Start of PROVIDED INFORMATION

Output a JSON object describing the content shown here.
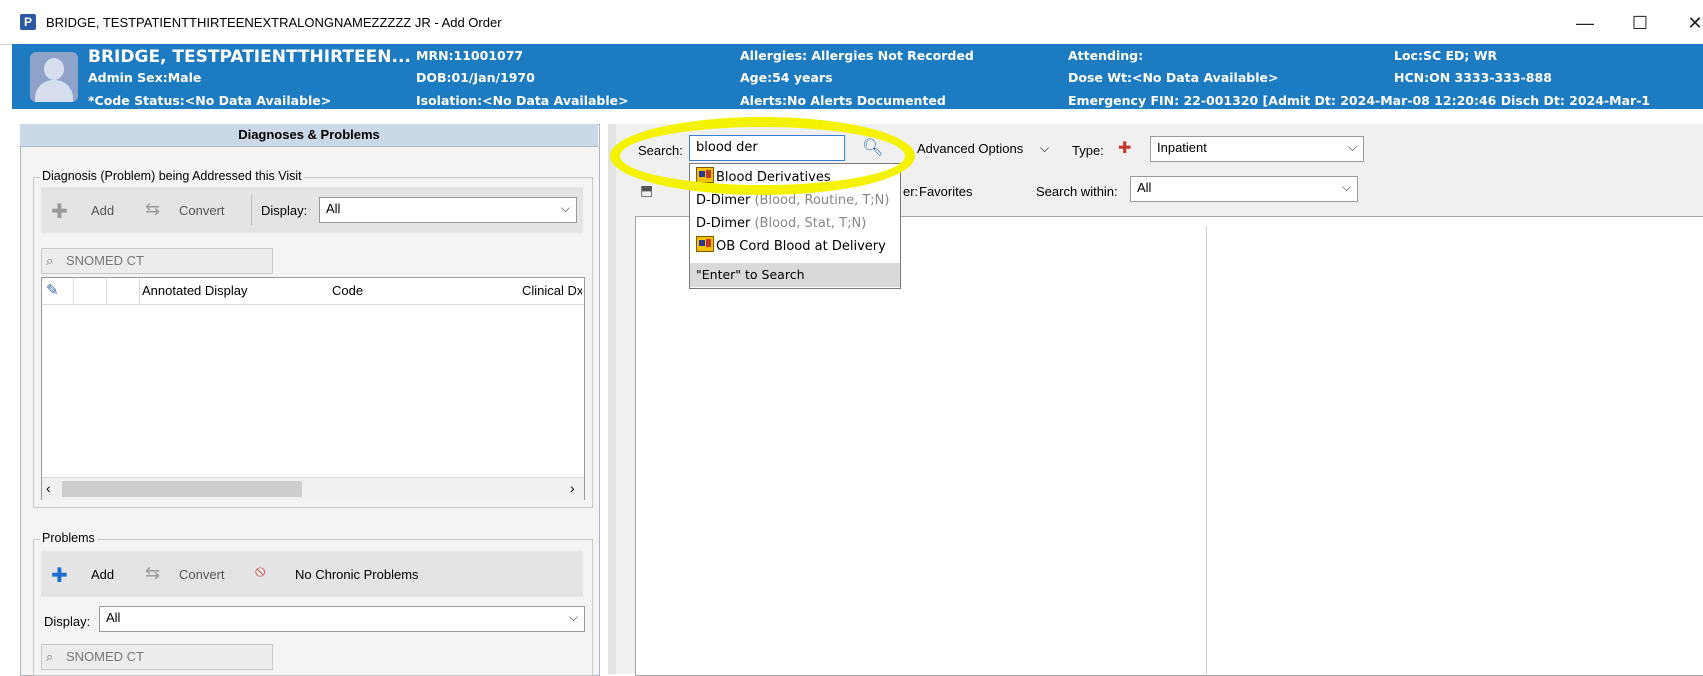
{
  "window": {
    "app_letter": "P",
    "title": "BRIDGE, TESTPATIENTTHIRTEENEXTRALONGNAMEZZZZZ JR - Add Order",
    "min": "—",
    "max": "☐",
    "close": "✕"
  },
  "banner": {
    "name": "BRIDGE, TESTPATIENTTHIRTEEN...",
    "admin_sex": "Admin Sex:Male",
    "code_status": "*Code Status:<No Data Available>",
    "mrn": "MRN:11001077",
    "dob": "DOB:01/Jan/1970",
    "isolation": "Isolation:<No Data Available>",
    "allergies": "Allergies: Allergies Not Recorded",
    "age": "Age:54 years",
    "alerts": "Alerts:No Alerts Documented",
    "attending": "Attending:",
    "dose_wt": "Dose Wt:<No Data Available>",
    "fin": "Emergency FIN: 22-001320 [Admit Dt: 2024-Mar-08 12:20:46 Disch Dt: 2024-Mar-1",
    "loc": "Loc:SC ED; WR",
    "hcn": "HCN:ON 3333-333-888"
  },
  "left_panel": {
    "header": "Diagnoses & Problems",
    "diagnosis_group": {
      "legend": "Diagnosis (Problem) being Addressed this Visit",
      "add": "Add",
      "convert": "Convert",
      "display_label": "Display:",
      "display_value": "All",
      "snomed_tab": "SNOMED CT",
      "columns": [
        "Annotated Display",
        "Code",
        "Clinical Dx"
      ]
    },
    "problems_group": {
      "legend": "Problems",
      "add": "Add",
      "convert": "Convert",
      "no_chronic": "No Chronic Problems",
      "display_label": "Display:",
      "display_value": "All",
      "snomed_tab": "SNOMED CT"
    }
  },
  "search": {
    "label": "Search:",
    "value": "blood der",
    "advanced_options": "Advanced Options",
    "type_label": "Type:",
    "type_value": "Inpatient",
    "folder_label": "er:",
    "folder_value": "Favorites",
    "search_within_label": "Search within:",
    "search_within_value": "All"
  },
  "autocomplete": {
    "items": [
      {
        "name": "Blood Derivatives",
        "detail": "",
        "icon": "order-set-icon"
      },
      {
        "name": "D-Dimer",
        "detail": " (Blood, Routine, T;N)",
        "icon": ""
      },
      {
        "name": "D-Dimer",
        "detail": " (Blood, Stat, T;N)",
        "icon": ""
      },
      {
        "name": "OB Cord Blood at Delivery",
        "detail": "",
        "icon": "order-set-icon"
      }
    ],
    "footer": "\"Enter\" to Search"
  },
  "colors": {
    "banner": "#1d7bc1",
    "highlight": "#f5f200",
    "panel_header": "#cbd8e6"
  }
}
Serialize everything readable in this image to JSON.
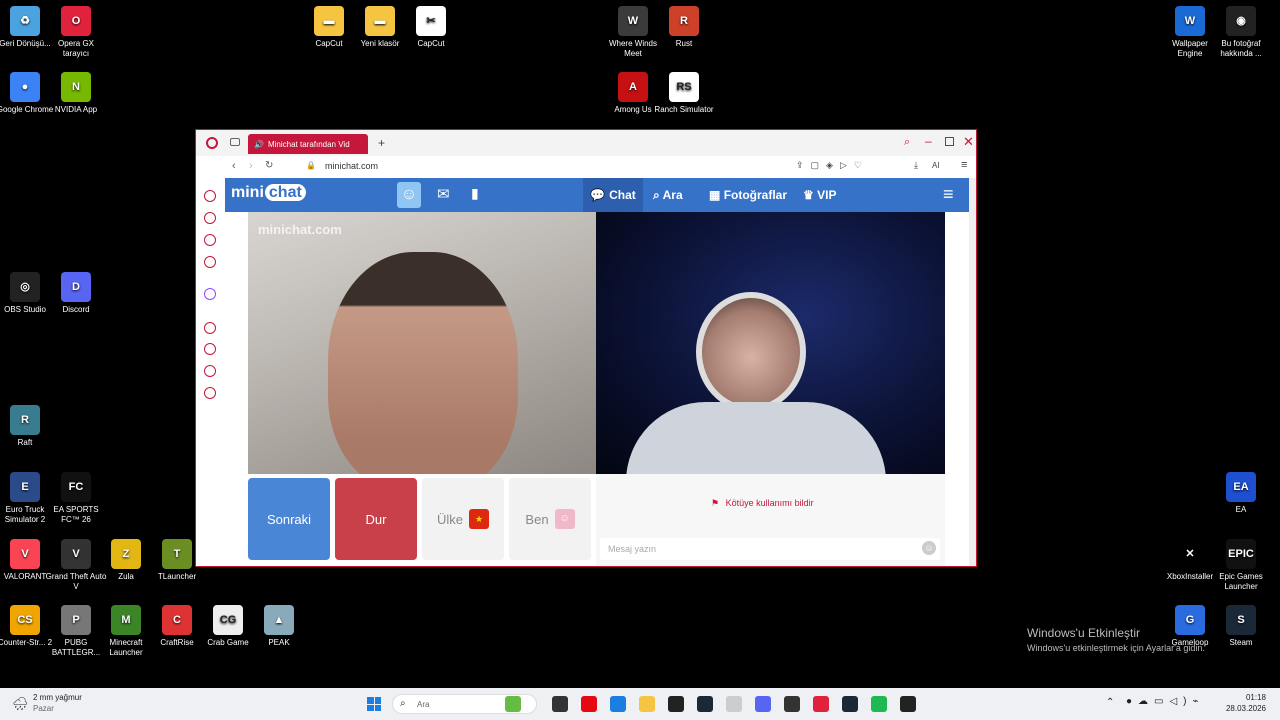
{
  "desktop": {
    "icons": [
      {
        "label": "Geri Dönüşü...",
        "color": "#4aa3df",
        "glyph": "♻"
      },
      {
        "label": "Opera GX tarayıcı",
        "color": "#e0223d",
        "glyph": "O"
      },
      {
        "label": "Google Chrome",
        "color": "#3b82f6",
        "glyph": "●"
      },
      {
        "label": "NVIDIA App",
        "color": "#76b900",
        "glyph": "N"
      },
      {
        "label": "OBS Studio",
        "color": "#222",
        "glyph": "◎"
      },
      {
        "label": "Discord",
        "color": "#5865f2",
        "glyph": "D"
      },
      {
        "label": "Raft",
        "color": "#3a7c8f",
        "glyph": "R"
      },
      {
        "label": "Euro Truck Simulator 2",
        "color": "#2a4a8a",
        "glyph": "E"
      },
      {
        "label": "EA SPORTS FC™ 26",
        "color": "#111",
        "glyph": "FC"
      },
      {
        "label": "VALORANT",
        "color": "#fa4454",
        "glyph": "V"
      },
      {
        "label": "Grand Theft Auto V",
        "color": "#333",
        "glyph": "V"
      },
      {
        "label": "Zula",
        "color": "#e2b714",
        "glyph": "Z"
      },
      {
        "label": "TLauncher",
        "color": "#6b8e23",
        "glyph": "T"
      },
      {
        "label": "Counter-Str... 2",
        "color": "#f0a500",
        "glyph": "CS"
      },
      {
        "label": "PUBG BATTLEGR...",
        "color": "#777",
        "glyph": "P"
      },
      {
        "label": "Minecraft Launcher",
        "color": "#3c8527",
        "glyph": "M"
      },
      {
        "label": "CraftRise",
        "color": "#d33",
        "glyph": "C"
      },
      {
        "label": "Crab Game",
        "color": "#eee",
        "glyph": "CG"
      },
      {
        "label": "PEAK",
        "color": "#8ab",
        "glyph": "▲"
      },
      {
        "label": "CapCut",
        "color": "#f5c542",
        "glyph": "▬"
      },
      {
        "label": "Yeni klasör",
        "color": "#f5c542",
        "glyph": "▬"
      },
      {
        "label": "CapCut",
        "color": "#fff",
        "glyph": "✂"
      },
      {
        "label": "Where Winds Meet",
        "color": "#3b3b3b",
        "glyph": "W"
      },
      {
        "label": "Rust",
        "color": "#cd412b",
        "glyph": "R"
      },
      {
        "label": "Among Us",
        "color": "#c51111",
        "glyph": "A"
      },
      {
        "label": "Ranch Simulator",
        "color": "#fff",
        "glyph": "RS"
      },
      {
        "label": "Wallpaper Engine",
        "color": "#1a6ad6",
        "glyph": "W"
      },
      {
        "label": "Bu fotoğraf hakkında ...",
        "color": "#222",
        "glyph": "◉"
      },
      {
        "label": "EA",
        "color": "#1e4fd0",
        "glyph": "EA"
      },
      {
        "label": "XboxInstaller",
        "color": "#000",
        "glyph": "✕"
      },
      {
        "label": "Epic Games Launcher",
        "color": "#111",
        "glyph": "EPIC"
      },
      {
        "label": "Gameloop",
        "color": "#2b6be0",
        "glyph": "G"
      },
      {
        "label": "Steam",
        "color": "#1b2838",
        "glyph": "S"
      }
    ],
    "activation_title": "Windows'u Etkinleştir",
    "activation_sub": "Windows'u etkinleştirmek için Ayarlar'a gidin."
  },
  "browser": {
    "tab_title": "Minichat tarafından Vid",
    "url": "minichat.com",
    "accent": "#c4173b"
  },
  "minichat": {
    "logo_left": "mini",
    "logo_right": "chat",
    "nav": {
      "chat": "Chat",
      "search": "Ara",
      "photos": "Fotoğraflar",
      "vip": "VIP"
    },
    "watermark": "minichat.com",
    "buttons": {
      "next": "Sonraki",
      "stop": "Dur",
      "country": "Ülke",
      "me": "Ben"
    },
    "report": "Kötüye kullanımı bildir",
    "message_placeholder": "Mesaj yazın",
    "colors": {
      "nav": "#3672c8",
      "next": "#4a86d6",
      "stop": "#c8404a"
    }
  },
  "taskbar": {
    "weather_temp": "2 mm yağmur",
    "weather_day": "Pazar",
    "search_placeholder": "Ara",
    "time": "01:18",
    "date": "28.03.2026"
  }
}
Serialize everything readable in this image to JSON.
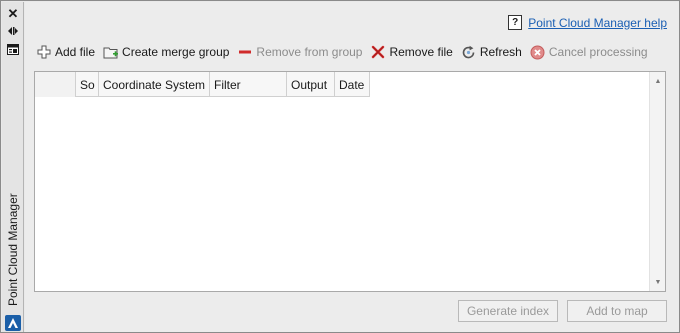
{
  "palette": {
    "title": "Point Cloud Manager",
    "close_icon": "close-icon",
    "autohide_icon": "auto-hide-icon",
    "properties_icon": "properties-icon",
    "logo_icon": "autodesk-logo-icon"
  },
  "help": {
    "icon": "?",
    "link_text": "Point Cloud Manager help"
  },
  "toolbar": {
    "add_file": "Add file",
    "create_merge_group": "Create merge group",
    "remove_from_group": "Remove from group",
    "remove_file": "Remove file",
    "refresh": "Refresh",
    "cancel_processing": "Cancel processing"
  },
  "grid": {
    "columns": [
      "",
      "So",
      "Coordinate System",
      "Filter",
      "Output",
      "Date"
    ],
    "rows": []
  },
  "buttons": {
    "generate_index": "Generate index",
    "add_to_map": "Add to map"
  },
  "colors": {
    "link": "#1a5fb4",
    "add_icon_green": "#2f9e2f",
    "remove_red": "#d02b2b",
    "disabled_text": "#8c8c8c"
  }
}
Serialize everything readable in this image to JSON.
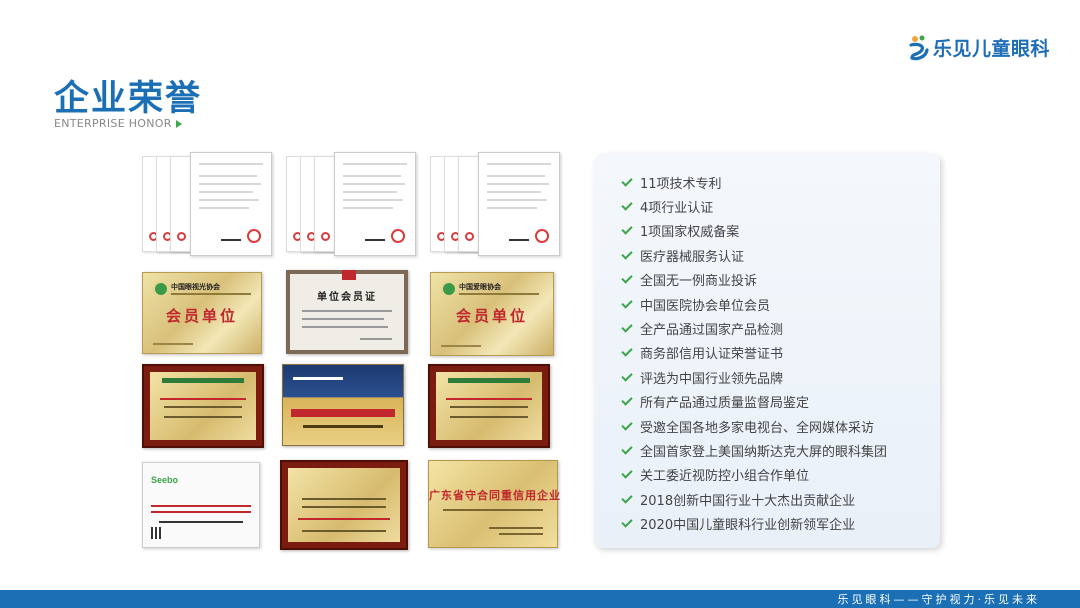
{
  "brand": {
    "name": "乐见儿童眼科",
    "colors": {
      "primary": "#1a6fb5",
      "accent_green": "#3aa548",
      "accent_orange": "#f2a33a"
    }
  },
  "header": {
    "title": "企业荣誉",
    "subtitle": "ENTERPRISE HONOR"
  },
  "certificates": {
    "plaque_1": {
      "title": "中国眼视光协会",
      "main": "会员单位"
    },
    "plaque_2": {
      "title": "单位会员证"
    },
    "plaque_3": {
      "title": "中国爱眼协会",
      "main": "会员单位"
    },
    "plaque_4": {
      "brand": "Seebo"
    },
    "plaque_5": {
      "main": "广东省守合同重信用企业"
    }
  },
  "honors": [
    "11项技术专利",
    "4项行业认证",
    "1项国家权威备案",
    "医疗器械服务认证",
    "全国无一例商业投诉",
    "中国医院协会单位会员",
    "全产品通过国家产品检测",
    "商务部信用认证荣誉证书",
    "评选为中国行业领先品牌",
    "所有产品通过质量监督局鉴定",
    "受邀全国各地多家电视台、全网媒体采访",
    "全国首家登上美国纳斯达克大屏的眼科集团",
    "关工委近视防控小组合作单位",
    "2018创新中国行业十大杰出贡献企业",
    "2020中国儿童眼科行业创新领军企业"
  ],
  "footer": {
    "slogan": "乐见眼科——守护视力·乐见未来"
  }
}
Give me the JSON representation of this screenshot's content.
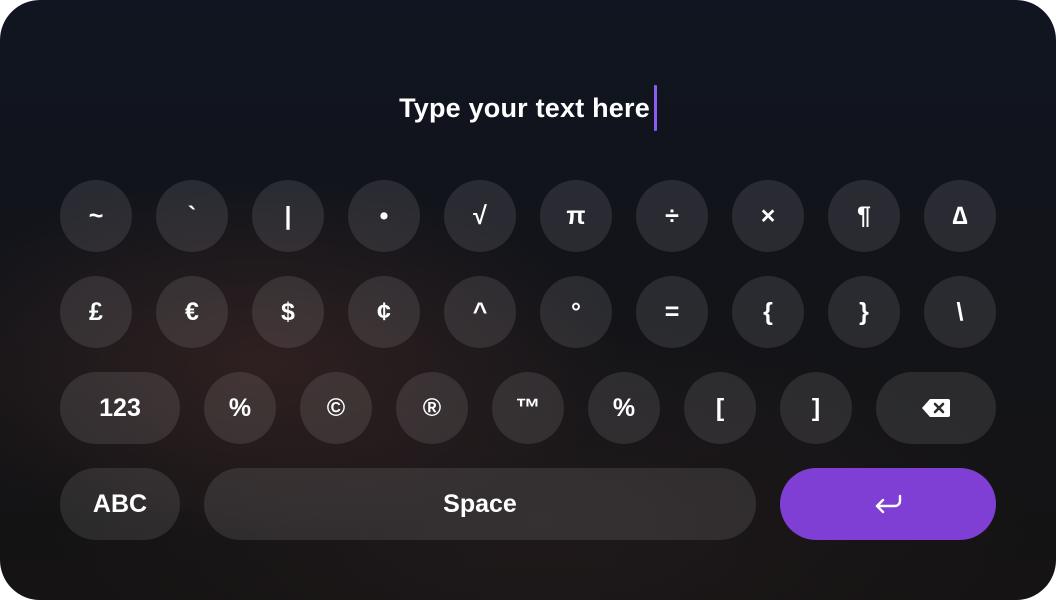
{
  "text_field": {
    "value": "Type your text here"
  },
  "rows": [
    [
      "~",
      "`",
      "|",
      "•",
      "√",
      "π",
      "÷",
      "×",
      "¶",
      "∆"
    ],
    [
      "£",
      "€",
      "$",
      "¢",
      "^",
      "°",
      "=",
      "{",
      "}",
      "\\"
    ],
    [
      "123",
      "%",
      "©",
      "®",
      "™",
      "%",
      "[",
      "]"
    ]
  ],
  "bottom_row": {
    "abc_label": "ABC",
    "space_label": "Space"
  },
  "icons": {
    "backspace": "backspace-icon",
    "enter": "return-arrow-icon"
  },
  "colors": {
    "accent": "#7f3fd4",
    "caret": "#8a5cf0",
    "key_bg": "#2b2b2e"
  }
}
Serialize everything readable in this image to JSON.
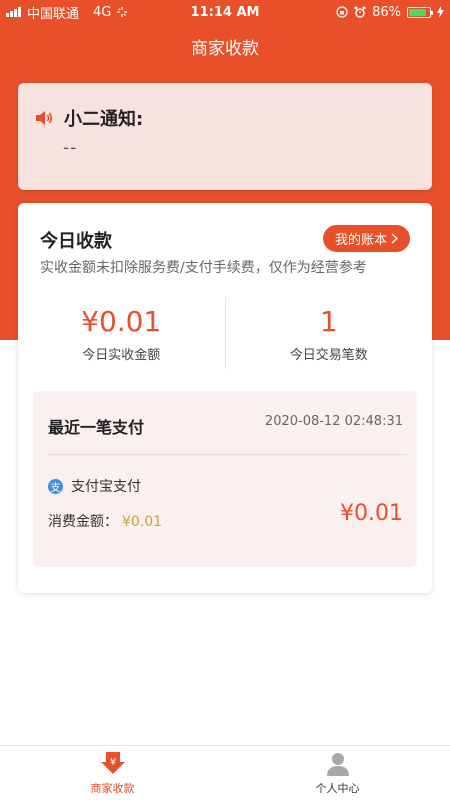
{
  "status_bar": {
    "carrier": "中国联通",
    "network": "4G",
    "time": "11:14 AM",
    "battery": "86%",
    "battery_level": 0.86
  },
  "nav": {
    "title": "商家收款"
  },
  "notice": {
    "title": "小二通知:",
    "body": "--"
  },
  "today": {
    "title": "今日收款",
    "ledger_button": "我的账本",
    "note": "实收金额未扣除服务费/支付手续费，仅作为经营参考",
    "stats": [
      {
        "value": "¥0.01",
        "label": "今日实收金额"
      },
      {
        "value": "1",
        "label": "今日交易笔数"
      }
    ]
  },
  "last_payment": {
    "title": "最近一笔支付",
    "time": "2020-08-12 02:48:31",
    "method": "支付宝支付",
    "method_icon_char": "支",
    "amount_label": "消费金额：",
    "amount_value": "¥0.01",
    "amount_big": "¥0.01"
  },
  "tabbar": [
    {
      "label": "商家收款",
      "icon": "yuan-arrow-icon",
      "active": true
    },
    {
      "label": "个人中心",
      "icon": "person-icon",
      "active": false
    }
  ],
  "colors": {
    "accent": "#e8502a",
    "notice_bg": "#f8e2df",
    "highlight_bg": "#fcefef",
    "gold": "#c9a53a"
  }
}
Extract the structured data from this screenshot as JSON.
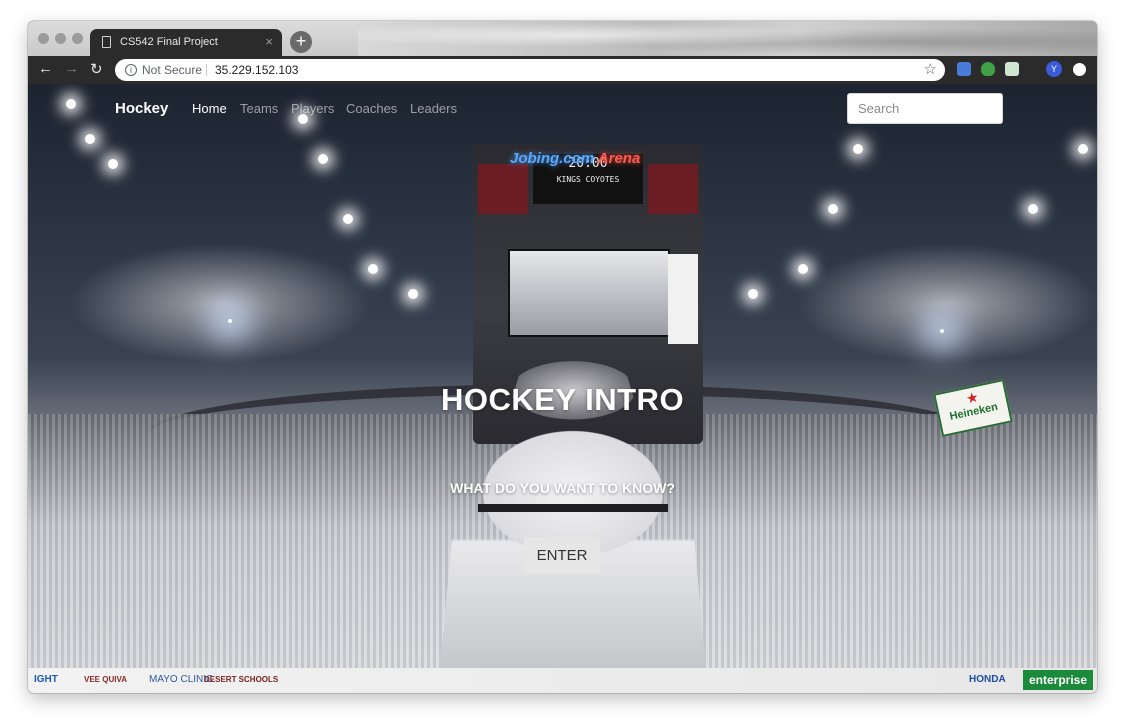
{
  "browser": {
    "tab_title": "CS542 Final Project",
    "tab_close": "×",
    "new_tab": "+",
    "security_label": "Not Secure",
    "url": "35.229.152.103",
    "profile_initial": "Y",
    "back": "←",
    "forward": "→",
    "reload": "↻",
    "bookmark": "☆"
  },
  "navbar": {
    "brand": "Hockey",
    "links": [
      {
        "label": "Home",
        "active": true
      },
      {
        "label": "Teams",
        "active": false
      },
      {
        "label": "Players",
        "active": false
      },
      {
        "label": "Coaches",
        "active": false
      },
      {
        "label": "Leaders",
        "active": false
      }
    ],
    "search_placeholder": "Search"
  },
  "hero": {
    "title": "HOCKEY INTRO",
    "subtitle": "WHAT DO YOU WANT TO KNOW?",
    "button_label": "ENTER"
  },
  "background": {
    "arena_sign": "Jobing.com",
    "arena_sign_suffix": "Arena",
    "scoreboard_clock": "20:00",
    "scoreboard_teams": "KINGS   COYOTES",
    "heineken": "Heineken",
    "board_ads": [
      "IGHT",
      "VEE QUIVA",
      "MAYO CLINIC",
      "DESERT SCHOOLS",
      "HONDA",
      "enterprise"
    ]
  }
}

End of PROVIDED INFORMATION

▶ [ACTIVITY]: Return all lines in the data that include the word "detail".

▶ [SOLVED EXERCISE]:
        "detail": "",
        "detail": " (Blood, Routine, T;N)",
        "detail": " (Blood, Stat, T;N)",
        "detail": "",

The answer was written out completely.